(SUPPLIED DATA begins)

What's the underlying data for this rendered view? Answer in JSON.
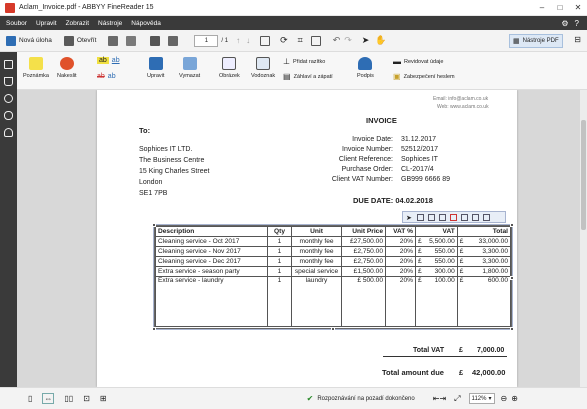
{
  "window": {
    "title": "Aclam_Invoice.pdf - ABBYY FineReader 15"
  },
  "menu": [
    "Soubor",
    "Upravit",
    "Zobrazit",
    "Nástroje",
    "Nápověda"
  ],
  "toolbar": {
    "new_task": "Nová úloha",
    "open": "Otevřít",
    "page_current": "1",
    "page_total": "/ 1",
    "pdf_tools": "Nástroje PDF"
  },
  "ribbon": {
    "note": "Poznámka",
    "highlight": "Nakeslit",
    "edit": "Upravit",
    "erase": "Vymazat",
    "image": "Obrázek",
    "watermark": "Vodoznak",
    "add_stamp": "Přidat razítko",
    "header_footer": "Záhlaví a zápatí",
    "signature": "Podpis",
    "redact": "Revidovat údaje",
    "security": "Zabezpečení heslem"
  },
  "invoice": {
    "email": "Email: info@aclam.co.uk",
    "web": "Web: www.aclam.co.uk",
    "title": "INVOICE",
    "to_label": "To:",
    "address": [
      "Sophices IT LTD.",
      "The Business Centre",
      "15 King Charles Street",
      "London",
      "SE1 7PB"
    ],
    "meta_labels": [
      "Invoice Date:",
      "Invoice Number:",
      "Client Reference:",
      "Purchase Order:",
      "Client VAT Number:"
    ],
    "meta_values": [
      "31.12.2017",
      "52512/2017",
      "Sophices IT",
      "CL-2017/4",
      "GB999 6666 89"
    ],
    "due_date": "DUE DATE: 04.02.2018",
    "headers": [
      "Description",
      "Qty",
      "Unit",
      "Unit Price",
      "VAT %",
      "VAT",
      "Total"
    ],
    "rows": [
      [
        "Cleaning service - Oct 2017",
        "1",
        "monthly fee",
        "£27,500.00",
        "20%",
        "£",
        "5,500.00",
        "£",
        "33,000.00"
      ],
      [
        "Cleaning service - Nov 2017",
        "1",
        "monthly fee",
        "£2,750.00",
        "20%",
        "£",
        "550.00",
        "£",
        "3,300.00"
      ],
      [
        "Cleaning service - Dec 2017",
        "1",
        "monthly fee",
        "£2,750.00",
        "20%",
        "£",
        "550.00",
        "£",
        "3,300.00"
      ],
      [
        "Extra service - season party",
        "1",
        "special service",
        "£1,500.00",
        "20%",
        "£",
        "300.00",
        "£",
        "1,800.00"
      ],
      [
        "Extra service - laundry",
        "1",
        "laundry",
        "£    500.00",
        "20%",
        "£",
        "100.00",
        "£",
        "600.00"
      ]
    ],
    "total_vat_label": "Total VAT",
    "total_vat_cur": "£",
    "total_vat_value": "7,000.00",
    "total_due_label": "Total amount due",
    "total_due_cur": "£",
    "total_due_value": "42,000.00"
  },
  "status": {
    "message": "Rozpoznávání na pozadí dokončeno",
    "zoom": "112%"
  },
  "colors": {
    "accent": "#2e6db4",
    "menubar": "#3a3a3a",
    "sidebar": "#3a3a3a"
  }
}
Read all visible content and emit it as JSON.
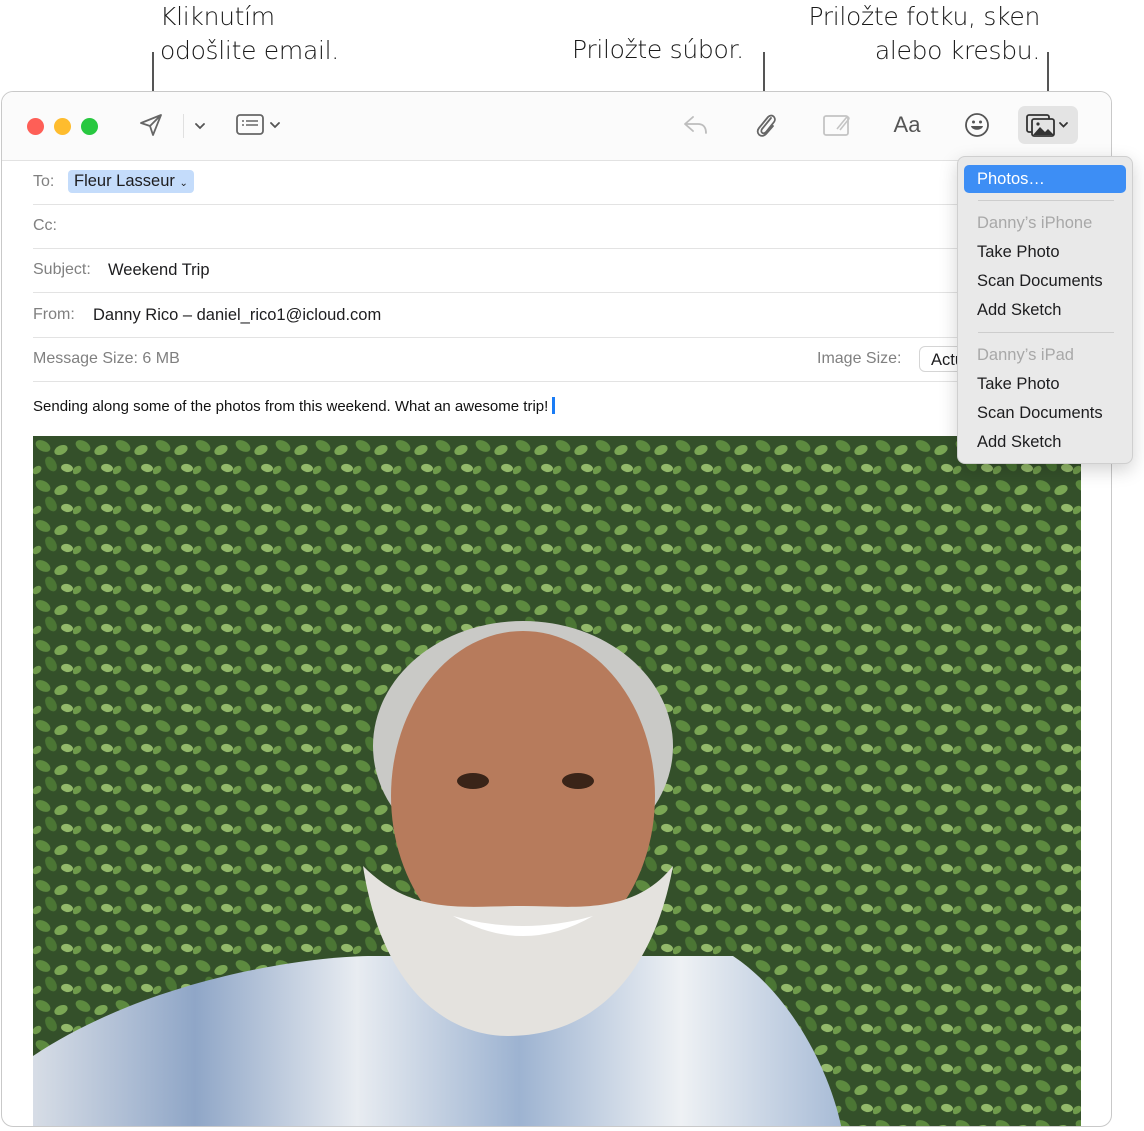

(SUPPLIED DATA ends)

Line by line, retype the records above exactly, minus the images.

What's the underlying data for this rendered view? Answer in JSON.
{
  "window": {
    "title": "Aclam_Invoice.pdf - ABBYY FineReader 15"
  },
  "menu": [
    "Soubor",
    "Upravit",
    "Zobrazit",
    "Nástroje",
    "Nápověda"
  ],
  "toolbar": {
    "new_task": "Nová úloha",
    "open": "Otevřít",
    "page_current": "1",
    "page_total": "/ 1",
    "pdf_tools": "Nástroje PDF"
  },
  "ribbon": {
    "note": "Poznámka",
    "highlight": "Nakeslit",
    "edit": "Upravit",
    "erase": "Vymazat",
    "image": "Obrázek",
    "watermark": "Vodoznak",
    "add_stamp": "Přidat razítko",
    "header_footer": "Záhlaví a zápatí",
    "signature": "Podpis",
    "redact": "Revidovat údaje",
    "security": "Zabezpečení heslem"
  },
  "invoice": {
    "email": "Email: info@aclam.co.uk",
    "web": "Web: www.aclam.co.uk",
    "title": "INVOICE",
    "to_label": "To:",
    "address": [
      "Sophices IT LTD.",
      "The Business Centre",
      "15 King Charles Street",
      "London",
      "SE1 7PB"
    ],
    "meta_labels": [
      "Invoice Date:",
      "Invoice Number:",
      "Client Reference:",
      "Purchase Order:",
      "Client VAT Number:"
    ],
    "meta_values": [
      "31.12.2017",
      "52512/2017",
      "Sophices IT",
      "CL-2017/4",
      "GB999 6666 89"
    ],
    "due_date": "DUE DATE: 04.02.2018",
    "headers": [
      "Description",
      "Qty",
      "Unit",
      "Unit Price",
      "VAT %",
      "VAT",
      "Total"
    ],
    "rows": [
      [
        "Cleaning service - Oct 2017",
        "1",
        "monthly fee",
        "£27,500.00",
        "20%",
        "£",
        "5,500.00",
        "£",
        "33,000.00"
      ],
      [
        "Cleaning service - Nov 2017",
        "1",
        "monthly fee",
        "£2,750.00",
        "20%",
        "£",
        "550.00",
        "£",
        "3,300.00"
      ],
      [
        "Cleaning service - Dec 2017",
        "1",
        "monthly fee",
        "£2,750.00",
        "20%",
        "£",
        "550.00",
        "£",
        "3,300.00"
      ],
      [
        "Extra service - season party",
        "1",
        "special service",
        "£1,500.00",
        "20%",
        "£",
        "300.00",
        "£",
        "1,800.00"
      ],
      [
        "Extra service - laundry",
        "1",
        "laundry",
        "£    500.00",
        "20%",
        "£",
        "100.00",
        "£",
        "600.00"
      ]
    ],
    "total_vat_label": "Total VAT",
    "total_vat_cur": "£",
    "total_vat_value": "7,000.00",
    "total_due_label": "Total amount due",
    "total_due_cur": "£",
    "total_due_value": "42,000.00"
  },
  "status": {
    "message": "Rozpoznávání na pozadí dokončeno",
    "zoom": "112%"
  },
  "colors": {
    "accent": "#2e6db4",
    "menubar": "#3a3a3a",
    "sidebar": "#3a3a3a"
  }
}
Read all visible content and emit it as JSON.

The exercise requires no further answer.